If we have learned anything in this era of ‘woke’ advertising, it’s that companies need to think like a human instead of a corporation.
Whether you agree or not, most people believe that businesses have a social responsibility in the marketing they present. Ads and images that show rigid gender roles and sexual stereotypes, unrealistic beauty standards and body-shaming, not to mention systemic racism, have rightly been criticized by the audiences they offend.
Of course, ‘doing what’s right’ automatically seems to cue some sort of outrage from those that claim companies should ‘stay in their lane’, and not ‘capitalize on social causes.’ But outrage that feels manufactured rarely lasts very long, and the bottom line usually benefits.
Millennials, in particular, seem to be very aware of the ethical implications of their choices for services and products. Plus their parents are beginning to follow their lead.
And any company that is thinking about future growth obviously will want to follow their target audiences.
The trick is to not pull a Pepsi Max/Kendall Jenner-type faceplant, but to produce marketing that resonates a lot more than it repels.
The best men can be.
Some people have labeled this Gillette ad as male-bashing in the era of #MeToo. But it simply encourages men to stop other males from bullying and harassment – the types of bad behavior that should have never been associated with masculinity in the first place – and to set a better example for the boys that are watching and learning what it means to be men.
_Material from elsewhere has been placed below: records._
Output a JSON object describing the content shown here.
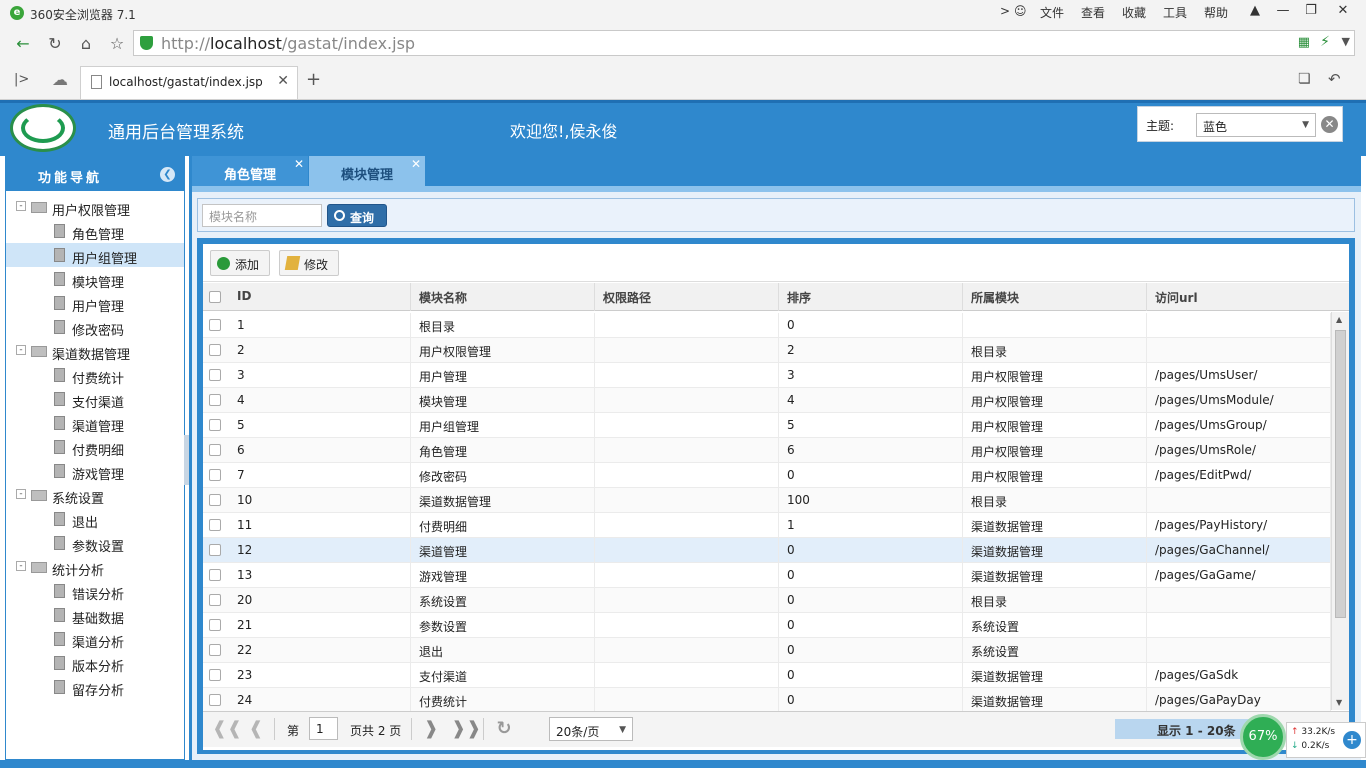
{
  "browser": {
    "app_title": "360安全浏览器 7.1",
    "menu": [
      "文件",
      "查看",
      "收藏",
      "工具",
      "帮助"
    ],
    "url_prefix": "http://",
    "url_host": "localhost",
    "url_path": "/gastat/index.jsp",
    "tab_title": "localhost/gastat/index.jsp"
  },
  "header": {
    "system_title": "通用后台管理系统",
    "welcome": "欢迎您!,侯永俊",
    "theme_label": "主题:",
    "theme_value": "蓝色"
  },
  "sidebar": {
    "title": "功能导航",
    "groups": [
      {
        "label": "用户权限管理",
        "items": [
          "角色管理",
          "用户组管理",
          "模块管理",
          "用户管理",
          "修改密码"
        ]
      },
      {
        "label": "渠道数据管理",
        "items": [
          "付费统计",
          "支付渠道",
          "渠道管理",
          "付费明细",
          "游戏管理"
        ]
      },
      {
        "label": "系统设置",
        "items": [
          "退出",
          "参数设置"
        ]
      },
      {
        "label": "统计分析",
        "items": [
          "错误分析",
          "基础数据",
          "渠道分析",
          "版本分析",
          "留存分析"
        ]
      }
    ],
    "selected": "用户组管理"
  },
  "tabs": [
    {
      "label": "角色管理"
    },
    {
      "label": "模块管理"
    }
  ],
  "search": {
    "placeholder": "模块名称",
    "button": "查询"
  },
  "toolbar": {
    "add": "添加",
    "edit": "修改"
  },
  "table": {
    "columns": [
      "ID",
      "模块名称",
      "权限路径",
      "排序",
      "所属模块",
      "访问url"
    ],
    "rows": [
      [
        "1",
        "根目录",
        "",
        "0",
        "",
        ""
      ],
      [
        "2",
        "用户权限管理",
        "",
        "2",
        "根目录",
        ""
      ],
      [
        "3",
        "用户管理",
        "",
        "3",
        "用户权限管理",
        "/pages/UmsUser/"
      ],
      [
        "4",
        "模块管理",
        "",
        "4",
        "用户权限管理",
        "/pages/UmsModule/"
      ],
      [
        "5",
        "用户组管理",
        "",
        "5",
        "用户权限管理",
        "/pages/UmsGroup/"
      ],
      [
        "6",
        "角色管理",
        "",
        "6",
        "用户权限管理",
        "/pages/UmsRole/"
      ],
      [
        "7",
        "修改密码",
        "",
        "0",
        "用户权限管理",
        "/pages/EditPwd/"
      ],
      [
        "10",
        "渠道数据管理",
        "",
        "100",
        "根目录",
        ""
      ],
      [
        "11",
        "付费明细",
        "",
        "1",
        "渠道数据管理",
        "/pages/PayHistory/"
      ],
      [
        "12",
        "渠道管理",
        "",
        "0",
        "渠道数据管理",
        "/pages/GaChannel/"
      ],
      [
        "13",
        "游戏管理",
        "",
        "0",
        "渠道数据管理",
        "/pages/GaGame/"
      ],
      [
        "20",
        "系统设置",
        "",
        "0",
        "根目录",
        ""
      ],
      [
        "21",
        "参数设置",
        "",
        "0",
        "系统设置",
        ""
      ],
      [
        "22",
        "退出",
        "",
        "0",
        "系统设置",
        ""
      ],
      [
        "23",
        "支付渠道",
        "",
        "0",
        "渠道数据管理",
        "/pages/GaSdk"
      ],
      [
        "24",
        "付费统计",
        "",
        "0",
        "渠道数据管理",
        "/pages/GaPayDay"
      ]
    ],
    "highlighted_row_id": "12"
  },
  "pager": {
    "page_prefix": "第",
    "page_value": "1",
    "page_suffix": "页共 2 页",
    "page_size": "20条/页",
    "display_info": "显示 1 - 20条"
  },
  "widget": {
    "percent": "67%",
    "up_speed": "33.2K/s",
    "down_speed": "0.2K/s"
  },
  "colors": {
    "primary": "#2f88cd",
    "highlight": "#e2eefa"
  }
}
Anyone still freaking out about this ad likely hasn’t watched it. Or maybe they are simply reacting based on what others in social media have said. Or maybe they just forgot that Gillette used to use the tagline “The Best a Man Can Get”, which means that this ad was actually more about evolution of their brand than a ‘surrender to social justice.’
There was plenty of speculation as to the negative affects of Nike using Colin Kaepernick to voice and appear in this ad, since he had become the face of NFL player kneeling protests. Mentions of Nike on social-media rose 1,678% on the Sunday and Monday of the commercial’s launch, much of it negative.
But talks of boycotts and pictures in the press of piles of burning shoes quickly faded away, and had little negative effect on Nike as supporters rallied to their side. Online sales rose by 31% that week, compared to the same week the previous year. In fact, Nike had a +31% sales growth in 2018, compared to a +8% gain for the S&P 500 index.
Once again, people proved that values matter.
But what does any of this have to do with my credit union?
If you want your credit union to grow, you have to stop thinking like a business, and think like a human instead.
Because humans want different things than businesses. Things like ROI and loan rates aren’t even on their radar.
Humans have different needs. Different dreams. Different reasons to make their own decisions and different motives that influence those decisions. Decisions that are often based more on emotion than anything else.
Humans want to be treated fairly. They want everyone else to be treated equally. And they are getting more vocal about it.
Maybe it’s time for your credit union to get vocal about it as well.
- To become a CEO, think like a CEO - August 11, 2021
- Data Cooperative: Big Crazy or Not-So-Crazy Idea for CUs? - June 18, 2021
- Why should I care about social responsibility? - April 20, 2021